…I promise. Our tale began with a search to see the largest trees in California: the redwoods.
We camped near the redwood forests driving many miles down a side road to Albee Creek Campground. Signs were posted that bear lived in the area along with a 2009 photo of a bear in the campground. All campsites had bear lockers. Despite the warnings, danger did not seem imminent. The campground was small but had a neighborhood feel about it with sites close together and children bicycling and skate boarding around the driveways. Campers circled the fires in their lawn chairs. The feel of the campground was one of people happy to be on vacation in the state park.
Our habit was to stroll from the campsite at dusk on the lookout for birds. Binoculars and camera were at the ready. We walked past the remains of an old orchard. A herd of deer grazed in the meadow by the fruit trees. Some were filled with ripe fruit.
The path narrowed as we approached the creek. On we strolled until…there ahead of us was a pile of very fresh bear scat – still “steaming.” We froze. We looked around. We listened. The bear must have been right where we stood just moments before. What should we do?
We cautiously went forward the last few yards to the creek. We looked around and satisfied ourselves the bear wasn’t there. We left soon after because birds weren’t there either.
When we got back to our campsite word spread that a bear was not far away. Many campers and a Park Ranger stood on the road at a safe viewing point (not far from where we had been some moments earlier), watching a large brown bear (corrected to black bear) stand under an apple tree pulling down fruit to eat. The bear kept this up for awhile and then stood on its hind legs and climbed up into the tree to get more. As soon as it was up in the tree, two deer came over and grazed on the apples the bear had just knocked down from the tree.
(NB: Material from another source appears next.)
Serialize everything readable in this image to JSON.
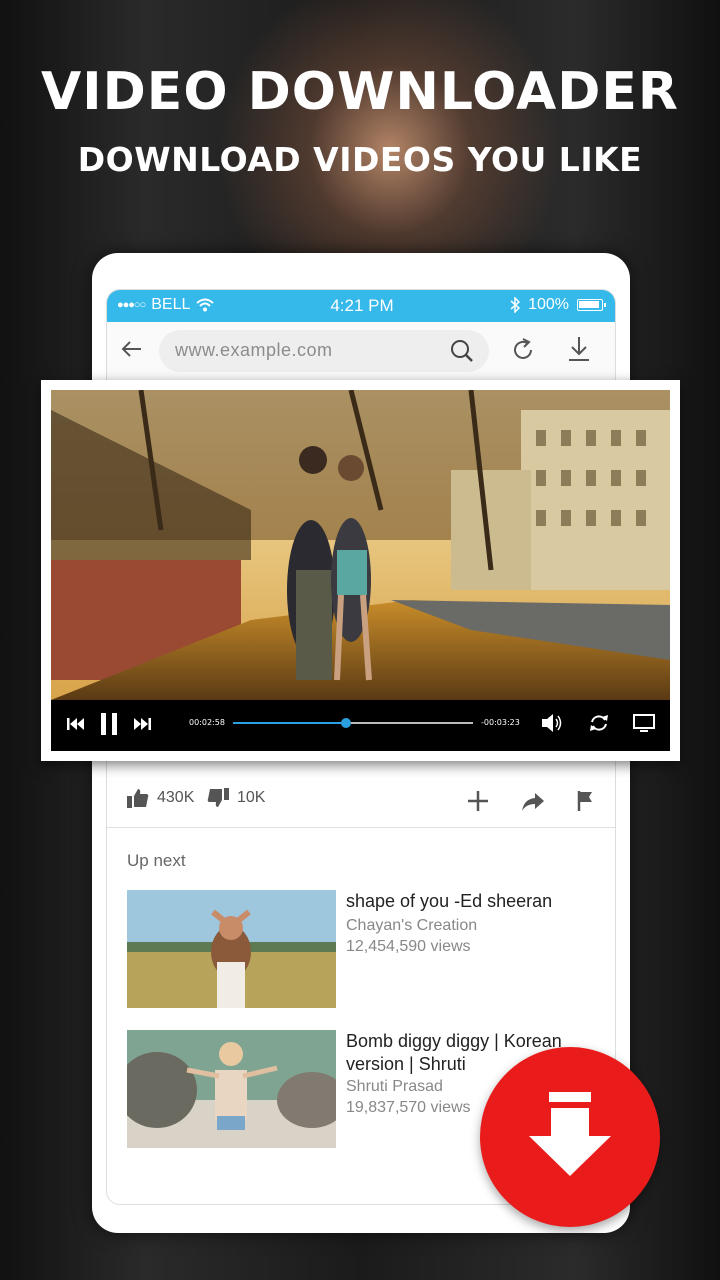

The Park Ranger said the bear frequently comes to the apple trees and the deer always follow it there. Apparently the bear doesn’t bother the campsites. We enjoyed seeing the animals working together to retrieve all the fruit, glad to see that nothing was going to waste.
We still can’t believe we that: 1) we saw a bear in this quiet campground; 2) we saw it climb into an apple tree and disappear behind its foliage; 3) we saw the bear eat apples, dropping a number to the ground; and 4) then we saw several defenseless deer come over to retrieve its dropped apples; and 5) the bear, apparently, had no interest in venison.
We had thought that the lasting memory of our visit here would be of the giant Redwoods – they are tall, huge, and grand — but our memory of that apple-eating brown bear, with the deer below, will outlast even our memory of those mighty trees!